The British are very pragmatic. This has good and bad effects.
A bad effect is that they sometimes settle on local minima forever. Examples:
If it ain't totally broken, just let it continue forever! See also: Section "History of the University of Oxford".
- as of 2020, they are still using imperial units in everyday life, rather than International System of Units, which was setup by the French, who are much more idealistic, and can therefore can break from such insanity more often.
- the persistence of the insane system of colleges of the University of Oxford
- the incredibly late date of the decimal day in 1971, and that was partly due to the advent of the computer. That one was too much, even for the Brits, or maybe it helped that the greedy financiers were involved
- the British train system as of the 2010's, which is completely not unified, each part operated by a different company with different standards. Private and public unification efforts are ongoing, Trainline being one of the best/only private buy from any line unification approaches.
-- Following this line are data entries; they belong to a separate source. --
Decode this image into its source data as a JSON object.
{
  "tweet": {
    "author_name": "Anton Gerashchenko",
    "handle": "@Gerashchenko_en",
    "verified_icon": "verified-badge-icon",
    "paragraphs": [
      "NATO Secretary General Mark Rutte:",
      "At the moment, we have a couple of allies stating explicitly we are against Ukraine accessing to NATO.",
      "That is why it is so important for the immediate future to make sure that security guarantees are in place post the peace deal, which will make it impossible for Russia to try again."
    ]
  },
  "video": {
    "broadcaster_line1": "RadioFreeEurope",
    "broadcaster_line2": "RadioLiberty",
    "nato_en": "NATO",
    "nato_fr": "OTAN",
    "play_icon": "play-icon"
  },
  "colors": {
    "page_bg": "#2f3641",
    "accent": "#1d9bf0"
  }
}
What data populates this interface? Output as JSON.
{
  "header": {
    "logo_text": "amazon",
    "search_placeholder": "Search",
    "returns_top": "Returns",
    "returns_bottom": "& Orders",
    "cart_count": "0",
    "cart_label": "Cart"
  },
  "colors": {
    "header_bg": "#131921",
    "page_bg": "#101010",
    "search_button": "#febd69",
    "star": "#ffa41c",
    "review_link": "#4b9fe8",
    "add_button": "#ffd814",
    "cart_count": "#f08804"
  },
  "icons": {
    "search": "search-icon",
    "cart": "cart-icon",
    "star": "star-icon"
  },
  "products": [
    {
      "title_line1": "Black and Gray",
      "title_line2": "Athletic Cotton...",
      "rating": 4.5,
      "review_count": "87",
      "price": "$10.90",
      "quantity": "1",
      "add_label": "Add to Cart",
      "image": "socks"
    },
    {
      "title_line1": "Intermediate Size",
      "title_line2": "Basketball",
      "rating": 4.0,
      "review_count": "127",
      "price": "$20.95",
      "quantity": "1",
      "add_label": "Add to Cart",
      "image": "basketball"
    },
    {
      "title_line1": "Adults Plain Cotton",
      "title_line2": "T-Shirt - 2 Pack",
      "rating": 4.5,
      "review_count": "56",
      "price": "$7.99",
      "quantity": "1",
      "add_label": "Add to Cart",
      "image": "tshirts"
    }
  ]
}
- Church of England priests can marry, which reduces the proportion of pedophiles. Also women were accepted starting in the 1970's in certain dioceses (non uniform rules as usual, typical of English pragmatism), including for bishop